If you're really interested in the history, there are a series of journals written by the staff and volunteers at Llanhydrock so you can share their knowledge of the family, artefacts, and history of the house.  You can click on them here.  These journals give you detailed facts, which this posting will only touch on.
Yep, that's a real white tiger skin. Gross seeing it lying on the floor like that. Looks like it's fallen off a very tall building.
The Estate Office. Lots of gorgeous drawers to keep things in, and a very old typewriter. Elephants foot walking stick holder.  Yuck. Lots of dead animals around the place.

I took this one for the beautifully fitted suitcase on the bed.
Dressing Room. Can you see the trousers at the back on the stand. They seemed leather to me and I guess they'd need to be kept stretched.  I wondered if they were those trousers the Horse Guards wear?
Just a hallway stuffed with stuff.
4 eggs and two pieces of toast on the breakfast tray. 3 irons and a crimper.
The Day Nursery. (childrens play room,) and below the night nursery, which I found quite touching.

The Nanny's room, next to the night nursery.


Below: a selection of things to dose your children with.

The school room.  I wrote something a bit rude on the slate.  Corporal punishment for me I think.
I couldn't resist this pile of old leather suitcases and trunks.
Male staff bedroom. It looks very cosy.
More trunks and boxes in a room of their own.  Apologies for the blurriness but the lighting was very low.

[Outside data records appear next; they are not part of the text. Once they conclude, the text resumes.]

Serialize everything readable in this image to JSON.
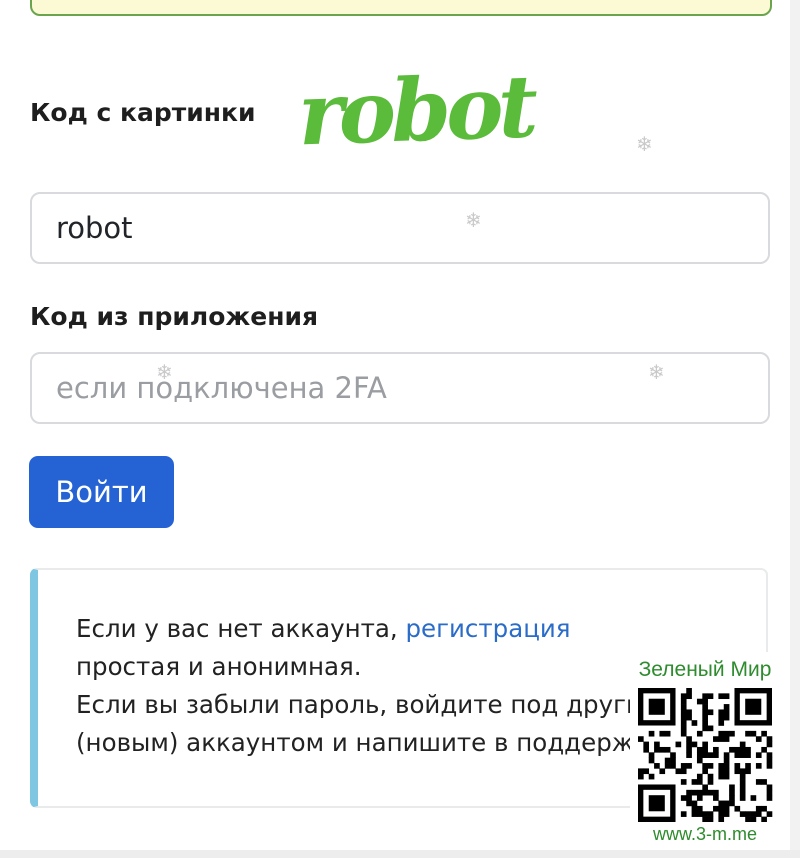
{
  "captcha": {
    "label": "Код с картинки",
    "image_text": "robot",
    "input_value": "robot"
  },
  "app_code": {
    "label": "Код из приложения",
    "placeholder": "если подключена 2FA"
  },
  "login_button": "Войти",
  "info": {
    "line1_text": "Если у вас нет аккаунта,",
    "register_link": "регистрация",
    "line2": "простая и анонимная.",
    "line3": "Если вы забыли пароль, войдите под другим",
    "line4": "(новым) аккаунтом и напишите в поддержку."
  },
  "watermark": {
    "title": "Зеленый Мир",
    "url": "www.3-m.me"
  },
  "colors": {
    "captcha_green": "#5bbb3a",
    "button_blue": "#2563d4",
    "link_blue": "#2a6cc8",
    "info_accent": "#7ec6e2",
    "alert_border": "#6aa44d",
    "alert_bg": "#fbfad5"
  }
}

Below: Staff livery.

A bed laid with robes of Ermin and velvet.


Having a good scrub was a bit of a palava for this visitor.
A little more luxury.

A beautiful lacy dressing table complete with ear scoops!

Below: set for tea. The cake was real.





























The Long Gallery. Whilst I was visiting the room steward decided to play the piano and we were regaled with The Entertainer by Scott Joplin.  The ceiling was amazing, and the cupboards were stuffed with books.

Portrait in parts

For this portrait I'm starting off by using some stencils and stamps to make a background. I especially like the stencil with the jumble...